» **PROBLEM TO WORK ON**: Copy out all lines in the data below containing the string "muted".

» **DATASET**:

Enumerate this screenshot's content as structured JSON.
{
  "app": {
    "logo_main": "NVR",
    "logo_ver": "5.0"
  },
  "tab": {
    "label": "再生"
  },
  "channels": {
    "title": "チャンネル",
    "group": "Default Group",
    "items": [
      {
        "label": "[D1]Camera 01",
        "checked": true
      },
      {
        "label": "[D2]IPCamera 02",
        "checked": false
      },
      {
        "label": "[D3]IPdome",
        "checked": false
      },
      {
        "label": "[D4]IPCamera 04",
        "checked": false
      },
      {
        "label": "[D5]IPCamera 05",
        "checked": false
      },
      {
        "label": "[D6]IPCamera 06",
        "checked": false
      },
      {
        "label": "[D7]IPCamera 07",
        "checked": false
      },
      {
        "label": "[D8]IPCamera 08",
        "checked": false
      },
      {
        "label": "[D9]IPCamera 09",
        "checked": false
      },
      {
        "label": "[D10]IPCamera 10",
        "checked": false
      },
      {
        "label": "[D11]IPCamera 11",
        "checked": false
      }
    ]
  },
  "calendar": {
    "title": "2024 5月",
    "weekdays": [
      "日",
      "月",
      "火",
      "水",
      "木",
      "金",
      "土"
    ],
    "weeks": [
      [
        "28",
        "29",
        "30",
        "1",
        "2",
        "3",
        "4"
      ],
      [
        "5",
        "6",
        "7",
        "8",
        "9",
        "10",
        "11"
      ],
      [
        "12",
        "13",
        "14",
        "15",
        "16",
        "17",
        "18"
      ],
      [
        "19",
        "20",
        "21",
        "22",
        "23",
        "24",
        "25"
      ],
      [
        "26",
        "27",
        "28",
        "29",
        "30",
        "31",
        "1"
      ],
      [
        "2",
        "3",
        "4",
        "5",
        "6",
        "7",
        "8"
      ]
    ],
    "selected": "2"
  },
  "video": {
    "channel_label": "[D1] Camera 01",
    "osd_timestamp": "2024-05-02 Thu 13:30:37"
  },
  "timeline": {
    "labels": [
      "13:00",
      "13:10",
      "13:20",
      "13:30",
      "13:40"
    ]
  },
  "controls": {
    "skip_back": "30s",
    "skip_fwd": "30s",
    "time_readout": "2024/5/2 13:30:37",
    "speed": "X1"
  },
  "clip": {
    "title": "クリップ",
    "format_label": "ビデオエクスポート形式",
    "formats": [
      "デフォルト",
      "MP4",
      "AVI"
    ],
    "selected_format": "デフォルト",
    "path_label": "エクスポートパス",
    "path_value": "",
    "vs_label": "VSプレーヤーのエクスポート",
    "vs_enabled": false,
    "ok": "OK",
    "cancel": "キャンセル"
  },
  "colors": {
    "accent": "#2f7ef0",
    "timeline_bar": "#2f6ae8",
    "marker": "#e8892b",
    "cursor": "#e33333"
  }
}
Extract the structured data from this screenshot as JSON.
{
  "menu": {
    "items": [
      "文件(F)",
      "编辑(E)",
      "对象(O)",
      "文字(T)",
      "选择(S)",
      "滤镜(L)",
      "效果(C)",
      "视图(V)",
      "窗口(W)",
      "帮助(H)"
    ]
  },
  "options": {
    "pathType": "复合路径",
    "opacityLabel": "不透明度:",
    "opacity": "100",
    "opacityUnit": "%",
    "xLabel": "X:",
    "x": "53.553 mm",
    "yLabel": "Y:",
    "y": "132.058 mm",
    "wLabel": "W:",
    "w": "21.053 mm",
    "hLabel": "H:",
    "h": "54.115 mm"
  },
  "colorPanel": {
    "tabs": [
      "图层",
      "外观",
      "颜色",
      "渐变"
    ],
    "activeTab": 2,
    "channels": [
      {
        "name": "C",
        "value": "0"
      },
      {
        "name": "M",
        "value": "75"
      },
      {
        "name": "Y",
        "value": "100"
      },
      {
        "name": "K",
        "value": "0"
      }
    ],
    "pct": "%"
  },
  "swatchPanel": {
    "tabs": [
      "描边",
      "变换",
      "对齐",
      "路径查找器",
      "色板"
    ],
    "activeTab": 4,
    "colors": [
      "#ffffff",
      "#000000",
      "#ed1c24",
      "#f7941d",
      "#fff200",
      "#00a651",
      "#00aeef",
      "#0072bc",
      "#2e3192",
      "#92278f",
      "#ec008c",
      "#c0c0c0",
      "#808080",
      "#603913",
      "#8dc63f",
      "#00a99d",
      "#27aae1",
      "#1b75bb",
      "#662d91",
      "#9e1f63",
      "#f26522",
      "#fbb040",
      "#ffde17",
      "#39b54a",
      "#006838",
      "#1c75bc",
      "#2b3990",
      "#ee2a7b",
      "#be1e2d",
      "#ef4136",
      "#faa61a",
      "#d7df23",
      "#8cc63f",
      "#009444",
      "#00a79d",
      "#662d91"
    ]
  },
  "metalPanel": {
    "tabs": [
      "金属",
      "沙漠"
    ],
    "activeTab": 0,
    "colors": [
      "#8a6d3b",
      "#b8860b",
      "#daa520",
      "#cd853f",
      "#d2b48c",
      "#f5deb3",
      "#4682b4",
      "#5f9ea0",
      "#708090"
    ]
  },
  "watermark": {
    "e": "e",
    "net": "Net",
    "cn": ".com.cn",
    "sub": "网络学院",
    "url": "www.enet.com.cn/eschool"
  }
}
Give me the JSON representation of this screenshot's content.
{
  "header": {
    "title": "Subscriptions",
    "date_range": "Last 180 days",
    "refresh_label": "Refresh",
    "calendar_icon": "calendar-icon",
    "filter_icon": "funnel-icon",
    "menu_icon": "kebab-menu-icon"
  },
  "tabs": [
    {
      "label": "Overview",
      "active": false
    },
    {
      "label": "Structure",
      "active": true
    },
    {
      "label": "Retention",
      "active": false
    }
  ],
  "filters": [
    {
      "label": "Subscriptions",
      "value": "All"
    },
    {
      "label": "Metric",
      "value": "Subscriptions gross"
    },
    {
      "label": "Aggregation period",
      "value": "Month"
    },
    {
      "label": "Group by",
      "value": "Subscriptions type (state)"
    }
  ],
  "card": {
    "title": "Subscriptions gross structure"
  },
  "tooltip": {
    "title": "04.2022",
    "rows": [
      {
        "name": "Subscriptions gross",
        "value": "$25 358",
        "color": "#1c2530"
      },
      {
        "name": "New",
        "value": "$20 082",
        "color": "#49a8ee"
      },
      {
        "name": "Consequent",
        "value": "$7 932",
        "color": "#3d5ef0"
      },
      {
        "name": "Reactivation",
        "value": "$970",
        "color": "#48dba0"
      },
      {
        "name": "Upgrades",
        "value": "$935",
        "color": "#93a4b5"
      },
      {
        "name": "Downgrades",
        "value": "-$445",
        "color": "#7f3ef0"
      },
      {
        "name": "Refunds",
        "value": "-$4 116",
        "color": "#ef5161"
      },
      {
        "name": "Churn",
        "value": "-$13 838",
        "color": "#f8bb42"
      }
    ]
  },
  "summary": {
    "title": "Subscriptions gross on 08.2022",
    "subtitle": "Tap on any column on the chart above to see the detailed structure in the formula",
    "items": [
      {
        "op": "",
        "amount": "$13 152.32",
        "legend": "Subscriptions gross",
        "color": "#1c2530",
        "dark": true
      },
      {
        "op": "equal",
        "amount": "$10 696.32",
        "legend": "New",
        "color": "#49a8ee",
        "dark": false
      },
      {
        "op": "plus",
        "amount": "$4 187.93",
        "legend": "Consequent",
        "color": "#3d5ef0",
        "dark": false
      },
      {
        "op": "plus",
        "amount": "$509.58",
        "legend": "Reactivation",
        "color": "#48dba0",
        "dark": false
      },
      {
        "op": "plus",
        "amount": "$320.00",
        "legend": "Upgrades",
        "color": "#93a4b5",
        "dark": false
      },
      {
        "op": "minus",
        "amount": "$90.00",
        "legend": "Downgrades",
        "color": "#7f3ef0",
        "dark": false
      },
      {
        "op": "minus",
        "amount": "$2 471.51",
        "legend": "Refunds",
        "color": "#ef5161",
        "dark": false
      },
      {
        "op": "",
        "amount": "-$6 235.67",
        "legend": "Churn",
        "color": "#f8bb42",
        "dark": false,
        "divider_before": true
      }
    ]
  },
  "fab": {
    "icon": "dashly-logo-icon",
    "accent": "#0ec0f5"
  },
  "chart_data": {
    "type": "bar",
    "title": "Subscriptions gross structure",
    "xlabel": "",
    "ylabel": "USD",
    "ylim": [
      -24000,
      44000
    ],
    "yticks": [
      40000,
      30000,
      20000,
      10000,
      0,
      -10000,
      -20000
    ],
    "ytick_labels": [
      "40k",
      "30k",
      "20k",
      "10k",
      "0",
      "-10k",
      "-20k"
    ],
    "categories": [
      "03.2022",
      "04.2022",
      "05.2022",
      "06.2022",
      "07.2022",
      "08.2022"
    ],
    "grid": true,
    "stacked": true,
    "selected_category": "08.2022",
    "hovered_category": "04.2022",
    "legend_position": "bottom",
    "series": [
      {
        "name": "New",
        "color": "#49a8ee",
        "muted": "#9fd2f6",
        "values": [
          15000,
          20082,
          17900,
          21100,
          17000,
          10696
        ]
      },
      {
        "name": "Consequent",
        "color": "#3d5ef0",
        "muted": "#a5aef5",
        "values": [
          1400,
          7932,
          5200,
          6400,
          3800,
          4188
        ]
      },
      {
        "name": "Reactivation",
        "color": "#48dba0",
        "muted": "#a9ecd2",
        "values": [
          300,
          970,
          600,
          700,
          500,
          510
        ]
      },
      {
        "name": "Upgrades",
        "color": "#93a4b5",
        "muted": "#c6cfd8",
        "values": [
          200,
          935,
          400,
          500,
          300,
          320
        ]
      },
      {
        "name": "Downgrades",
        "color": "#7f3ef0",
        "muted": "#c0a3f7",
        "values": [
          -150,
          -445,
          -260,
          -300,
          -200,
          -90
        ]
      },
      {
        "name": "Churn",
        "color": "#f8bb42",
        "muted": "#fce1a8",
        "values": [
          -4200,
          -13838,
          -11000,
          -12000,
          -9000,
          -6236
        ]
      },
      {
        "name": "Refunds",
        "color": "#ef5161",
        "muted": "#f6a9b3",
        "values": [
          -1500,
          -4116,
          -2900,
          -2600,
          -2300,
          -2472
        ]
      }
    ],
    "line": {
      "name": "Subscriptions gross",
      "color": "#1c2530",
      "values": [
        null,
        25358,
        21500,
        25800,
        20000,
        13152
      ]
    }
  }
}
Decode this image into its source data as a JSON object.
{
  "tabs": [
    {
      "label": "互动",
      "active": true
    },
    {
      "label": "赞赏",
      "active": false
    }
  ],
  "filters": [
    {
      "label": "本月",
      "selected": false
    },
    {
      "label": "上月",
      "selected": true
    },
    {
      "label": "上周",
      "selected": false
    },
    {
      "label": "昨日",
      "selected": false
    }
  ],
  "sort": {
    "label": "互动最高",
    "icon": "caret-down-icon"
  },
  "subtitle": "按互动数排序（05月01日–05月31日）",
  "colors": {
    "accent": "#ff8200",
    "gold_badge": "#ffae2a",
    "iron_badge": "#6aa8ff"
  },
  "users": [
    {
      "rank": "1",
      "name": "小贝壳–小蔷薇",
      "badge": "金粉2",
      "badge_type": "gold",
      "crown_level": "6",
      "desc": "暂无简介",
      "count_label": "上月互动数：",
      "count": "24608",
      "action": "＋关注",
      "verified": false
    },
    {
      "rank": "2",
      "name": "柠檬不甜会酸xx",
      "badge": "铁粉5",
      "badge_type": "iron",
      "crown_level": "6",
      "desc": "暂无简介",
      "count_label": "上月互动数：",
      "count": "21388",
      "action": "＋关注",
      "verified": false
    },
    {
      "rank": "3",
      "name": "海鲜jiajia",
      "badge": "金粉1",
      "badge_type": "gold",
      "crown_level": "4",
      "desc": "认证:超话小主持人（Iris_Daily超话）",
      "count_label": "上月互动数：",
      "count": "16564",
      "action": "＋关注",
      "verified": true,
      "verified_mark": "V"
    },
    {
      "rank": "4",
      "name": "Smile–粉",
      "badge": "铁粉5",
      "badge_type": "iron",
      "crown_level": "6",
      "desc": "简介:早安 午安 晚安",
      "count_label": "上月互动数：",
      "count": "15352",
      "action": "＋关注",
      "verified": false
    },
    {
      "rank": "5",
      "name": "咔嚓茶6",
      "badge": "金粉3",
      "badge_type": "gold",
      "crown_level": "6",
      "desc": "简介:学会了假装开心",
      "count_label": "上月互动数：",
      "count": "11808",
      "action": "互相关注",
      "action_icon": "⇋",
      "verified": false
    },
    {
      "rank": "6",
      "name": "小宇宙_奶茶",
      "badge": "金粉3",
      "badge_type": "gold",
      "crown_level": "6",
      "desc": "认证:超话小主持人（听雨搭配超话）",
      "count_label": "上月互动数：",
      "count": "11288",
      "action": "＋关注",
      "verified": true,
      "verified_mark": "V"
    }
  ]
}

» **OUTPUT BELOW**:
        "muted": "#9fd2f6",
        "muted": "#a5aef5",
        "muted": "#a9ecd2",
        "muted": "#c6cfd8",
        "muted": "#c0a3f7",
        "muted": "#fce1a8",
        "muted": "#f6a9b3",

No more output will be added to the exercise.